New Orleans was devastated by yellow fever epidemics in the 1850s, so Rillieux devised a system to eliminate the disease. He asked the state legislature to fund his plan to drain the wetlands surrounding the city and to improve the city sewer system. However, Edmund Forstall, Vincent Rillieux's nemesis, had become a state legislator and opposed Rillieux's plan. Concerns about awarding so prominent a contract to a "free person of color" also disturbed the legislators, so the proposal was shelved. New Orleans continued to be wracked by yellow fever until Walter Reed established the relationship between the disease and mosquitoes, and white engineers submitted a plan--virtually the same as Rillieux's--that was finally adopted by the legislature.
Norbert Rillieux Patent 4879 sugar processing evaporator
Around the outbreak of the Civil War, Rillieux decided to return to France "exhausted and asking for nothing but rest," according to Horsin-Deon. There, he discovered that some European engineers had copied his evaporators imperfectly. Their resulting poor performance had made his name synonymous with shoddy machinery even though they did not carry his name or have his approval. Facing both European reluctance to adopt new technology and an uphill battle to salvage his reputation, Rillieux abandoned engineering. After receiving a scholarship, he worked for a decade with the Champollions, brother and nephew of the decoder of the Rosetta Stone, translating Egyptian hieroglyphics at the Bibliothèque Nationale.
However, Norbert Rillieux decided to give engineering one last try. Most European sugar was produced from sugar beets rather than sugar cane. In 1881, at the age of 75, he patented a new multistage evaporator system for sugar beets that halved the cost of processing them. When, ten years later, the French government refused to recognize the diffusion process that he perfected in a sugar cane factory in Egypt, and he abandoned engineering for a final time.

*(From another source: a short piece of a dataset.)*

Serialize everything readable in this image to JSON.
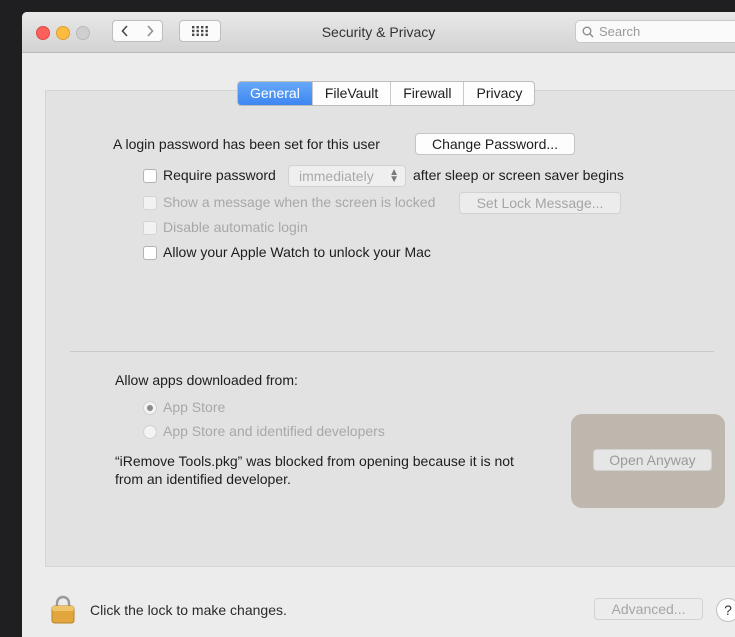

Norbert Rillieux was married to a French woman, Emily Cuckow. He died at the age of 87 on October 8, 1894, and was buried in a vault at Père Lachaise Cemetery in Paris. Fifty years after his death, Dutch researchers convinced the International Sugar Cane Technologists to fund a memorial to Norbert Rillieux. Their bronze plaque is mounted in the Louisiana State Museum, housed in the Cabildo in New Orleans' French Quarter. Charles A. Browne, the U.S. Department of Agriculture chemist who arranged for the memorial's placement, declared that the Rillieux evaporator was "the greatest invention in the history of American Chemical Engineering." In 2002, the American Chemical Society designated the Rillieux multiple-effect evaporator a National Historic Chemical Landmark. Norbert Rillieux's invention had not merely changed sugar-making from manual labor to a mechanized operation; it had fundamentally changed the theory, practice, and methods of his own industry as well as industries he could not even dream of when he devised his invention. (source: Slavery In America)